# Instructions for the task:
Please provide the entries below again, word for word.
- - - - - - -
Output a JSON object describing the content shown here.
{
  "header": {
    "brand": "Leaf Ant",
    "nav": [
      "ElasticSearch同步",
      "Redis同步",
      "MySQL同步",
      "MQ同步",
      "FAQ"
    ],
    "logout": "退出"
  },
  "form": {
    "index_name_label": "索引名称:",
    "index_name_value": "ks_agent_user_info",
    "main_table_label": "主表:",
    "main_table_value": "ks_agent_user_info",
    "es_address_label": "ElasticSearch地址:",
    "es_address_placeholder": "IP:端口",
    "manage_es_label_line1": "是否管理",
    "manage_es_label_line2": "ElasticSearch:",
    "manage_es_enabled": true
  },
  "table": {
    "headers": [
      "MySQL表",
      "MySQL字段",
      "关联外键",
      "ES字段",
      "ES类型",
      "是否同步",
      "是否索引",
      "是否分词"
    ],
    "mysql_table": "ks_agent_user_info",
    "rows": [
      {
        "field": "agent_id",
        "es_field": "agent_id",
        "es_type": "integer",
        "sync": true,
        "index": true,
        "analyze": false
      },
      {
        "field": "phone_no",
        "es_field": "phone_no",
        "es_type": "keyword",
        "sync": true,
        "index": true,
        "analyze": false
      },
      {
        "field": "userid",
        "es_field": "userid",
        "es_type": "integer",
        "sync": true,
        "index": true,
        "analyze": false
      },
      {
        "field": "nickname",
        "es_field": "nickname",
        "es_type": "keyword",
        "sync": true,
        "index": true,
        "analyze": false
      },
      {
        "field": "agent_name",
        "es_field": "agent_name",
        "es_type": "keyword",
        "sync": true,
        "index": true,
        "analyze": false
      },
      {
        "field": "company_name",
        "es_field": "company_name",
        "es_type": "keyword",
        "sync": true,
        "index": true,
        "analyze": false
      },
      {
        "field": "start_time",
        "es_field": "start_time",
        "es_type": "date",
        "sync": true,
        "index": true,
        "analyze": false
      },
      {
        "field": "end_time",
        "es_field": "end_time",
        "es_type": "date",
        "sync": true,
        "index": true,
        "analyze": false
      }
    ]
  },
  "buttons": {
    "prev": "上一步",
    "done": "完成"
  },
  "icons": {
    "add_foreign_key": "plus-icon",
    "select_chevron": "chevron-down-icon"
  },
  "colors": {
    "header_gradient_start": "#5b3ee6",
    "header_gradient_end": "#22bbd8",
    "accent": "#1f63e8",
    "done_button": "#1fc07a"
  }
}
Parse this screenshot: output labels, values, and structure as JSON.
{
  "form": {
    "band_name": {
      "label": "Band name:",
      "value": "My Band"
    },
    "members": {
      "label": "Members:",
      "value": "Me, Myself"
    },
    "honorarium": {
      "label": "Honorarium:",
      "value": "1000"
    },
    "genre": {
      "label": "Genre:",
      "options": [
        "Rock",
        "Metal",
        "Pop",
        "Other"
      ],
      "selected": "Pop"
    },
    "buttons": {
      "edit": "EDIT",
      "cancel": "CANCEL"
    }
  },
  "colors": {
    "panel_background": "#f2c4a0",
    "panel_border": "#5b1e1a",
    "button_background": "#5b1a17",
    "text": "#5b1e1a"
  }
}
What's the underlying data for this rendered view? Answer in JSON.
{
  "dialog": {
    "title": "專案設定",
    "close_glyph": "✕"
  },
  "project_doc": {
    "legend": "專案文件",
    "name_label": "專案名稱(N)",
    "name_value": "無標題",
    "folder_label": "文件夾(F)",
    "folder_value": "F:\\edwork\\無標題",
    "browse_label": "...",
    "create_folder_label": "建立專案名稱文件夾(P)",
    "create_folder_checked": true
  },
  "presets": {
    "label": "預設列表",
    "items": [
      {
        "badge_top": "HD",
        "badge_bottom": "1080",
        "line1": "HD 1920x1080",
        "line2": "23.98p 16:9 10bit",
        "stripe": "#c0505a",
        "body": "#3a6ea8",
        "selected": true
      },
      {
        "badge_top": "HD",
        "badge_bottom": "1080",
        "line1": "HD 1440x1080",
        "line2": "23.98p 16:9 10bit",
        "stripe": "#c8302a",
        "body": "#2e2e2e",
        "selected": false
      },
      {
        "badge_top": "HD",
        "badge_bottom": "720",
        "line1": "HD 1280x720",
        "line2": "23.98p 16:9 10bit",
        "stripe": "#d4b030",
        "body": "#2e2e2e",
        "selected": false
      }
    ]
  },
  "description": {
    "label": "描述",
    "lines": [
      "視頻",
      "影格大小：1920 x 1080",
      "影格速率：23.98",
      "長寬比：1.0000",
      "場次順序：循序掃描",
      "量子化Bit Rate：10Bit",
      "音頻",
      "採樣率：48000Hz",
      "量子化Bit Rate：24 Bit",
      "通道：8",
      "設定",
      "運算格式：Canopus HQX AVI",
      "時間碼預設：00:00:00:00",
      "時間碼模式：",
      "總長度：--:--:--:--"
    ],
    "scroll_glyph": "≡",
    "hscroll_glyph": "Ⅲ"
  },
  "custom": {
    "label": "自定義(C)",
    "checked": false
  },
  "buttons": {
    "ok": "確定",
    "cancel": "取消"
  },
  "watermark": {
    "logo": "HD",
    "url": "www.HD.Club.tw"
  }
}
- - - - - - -
# Answer section:
Output a JSON object describing the content shown here.
{
  "header": {
    "brand": "Leaf Ant",
    "nav": [
      "ElasticSearch同步",
      "Redis同步",
      "MySQL同步",
      "MQ同步",
      "FAQ"
    ],
    "logout": "退出"
  },
  "form": {
    "index_name_label": "索引名称:",
    "index_name_value": "ks_agent_user_info",
    "main_table_label": "主表:",
    "main_table_value": "ks_agent_user_info",
    "es_address_label": "ElasticSearch地址:",
    "es_address_placeholder": "IP:端口",
    "manage_es_label_line1": "是否管理",
    "manage_es_label_line2": "ElasticSearch:",
    "manage_es_enabled": true
  },
  "table": {
    "headers": [
      "MySQL表",
      "MySQL字段",
      "关联外键",
      "ES字段",
      "ES类型",
      "是否同步",
      "是否索引",
      "是否分词"
    ],
    "mysql_table": "ks_agent_user_info",
    "rows": [
      {
        "field": "agent_id",
        "es_field": "agent_id",
        "es_type": "integer",
        "sync": true,
        "index": true,
        "analyze": false
      },
      {
        "field": "phone_no",
        "es_field": "phone_no",
        "es_type": "keyword",
        "sync": true,
        "index": true,
        "analyze": false
      },
      {
        "field": "userid",
        "es_field": "userid",
        "es_type": "integer",
        "sync": true,
        "index": true,
        "analyze": false
      },
      {
        "field": "nickname",
        "es_field": "nickname",
        "es_type": "keyword",
        "sync": true,
        "index": true,
        "analyze": false
      },
      {
        "field": "agent_name",
        "es_field": "agent_name",
        "es_type": "keyword",
        "sync": true,
        "index": true,
        "analyze": false
      },
      {
        "field": "company_name",
        "es_field": "company_name",
        "es_type": "keyword",
        "sync": true,
        "index": true,
        "analyze": false
      },
      {
        "field": "start_time",
        "es_field": "start_time",
        "es_type": "date",
        "sync": true,
        "index": true,
        "analyze": false
      },
      {
        "field": "end_time",
        "es_field": "end_time",
        "es_type": "date",
        "sync": true,
        "index": true,
        "analyze": false
      }
    ]
  },
  "buttons": {
    "prev": "上一步",
    "done": "完成"
  },
  "icons": {
    "add_foreign_key": "plus-icon",
    "select_chevron": "chevron-down-icon"
  },
  "colors": {
    "header_gradient_start": "#5b3ee6",
    "header_gradient_end": "#22bbd8",
    "accent": "#1f63e8",
    "done_button": "#1fc07a"
  }
}
Parse this screenshot: output labels, values, and structure as JSON.
{
  "form": {
    "band_name": {
      "label": "Band name:",
      "value": "My Band"
    },
    "members": {
      "label": "Members:",
      "value": "Me, Myself"
    },
    "honorarium": {
      "label": "Honorarium:",
      "value": "1000"
    },
    "genre": {
      "label": "Genre:",
      "options": [
        "Rock",
        "Metal",
        "Pop",
        "Other"
      ],
      "selected": "Pop"
    },
    "buttons": {
      "edit": "EDIT",
      "cancel": "CANCEL"
    }
  },
  "colors": {
    "panel_background": "#f2c4a0",
    "panel_border": "#5b1e1a",
    "button_background": "#5b1a17",
    "text": "#5b1e1a"
  }
}
What's the underlying data for this rendered view? Answer in JSON.
{
  "dialog": {
    "title": "專案設定",
    "close_glyph": "✕"
  },
  "project_doc": {
    "legend": "專案文件",
    "name_label": "專案名稱(N)",
    "name_value": "無標題",
    "folder_label": "文件夾(F)",
    "folder_value": "F:\\edwork\\無標題",
    "browse_label": "...",
    "create_folder_label": "建立專案名稱文件夾(P)",
    "create_folder_checked": true
  },
  "presets": {
    "label": "預設列表",
    "items": [
      {
        "badge_top": "HD",
        "badge_bottom": "1080",
        "line1": "HD 1920x1080",
        "line2": "23.98p 16:9 10bit",
        "stripe": "#c0505a",
        "body": "#3a6ea8",
        "selected": true
      },
      {
        "badge_top": "HD",
        "badge_bottom": "1080",
        "line1": "HD 1440x1080",
        "line2": "23.98p 16:9 10bit",
        "stripe": "#c8302a",
        "body": "#2e2e2e",
        "selected": false
      },
      {
        "badge_top": "HD",
        "badge_bottom": "720",
        "line1": "HD 1280x720",
        "line2": "23.98p 16:9 10bit",
        "stripe": "#d4b030",
        "body": "#2e2e2e",
        "selected": false
      }
    ]
  },
  "description": {
    "label": "描述",
    "lines": [
      "視頻",
      "影格大小：1920 x 1080",
      "影格速率：23.98",
      "長寬比：1.0000",
      "場次順序：循序掃描",
      "量子化Bit Rate：10Bit",
      "音頻",
      "採樣率：48000Hz",
      "量子化Bit Rate：24 Bit",
      "通道：8",
      "設定",
      "運算格式：Canopus HQX AVI",
      "時間碼預設：00:00:00:00",
      "時間碼模式：",
      "總長度：--:--:--:--"
    ],
    "scroll_glyph": "≡",
    "hscroll_glyph": "Ⅲ"
  },
  "custom": {
    "label": "自定義(C)",
    "checked": false
  },
  "buttons": {
    "ok": "確定",
    "cancel": "取消"
  },
  "watermark": {
    "logo": "HD",
    "url": "www.HD.Club.tw"
  }
}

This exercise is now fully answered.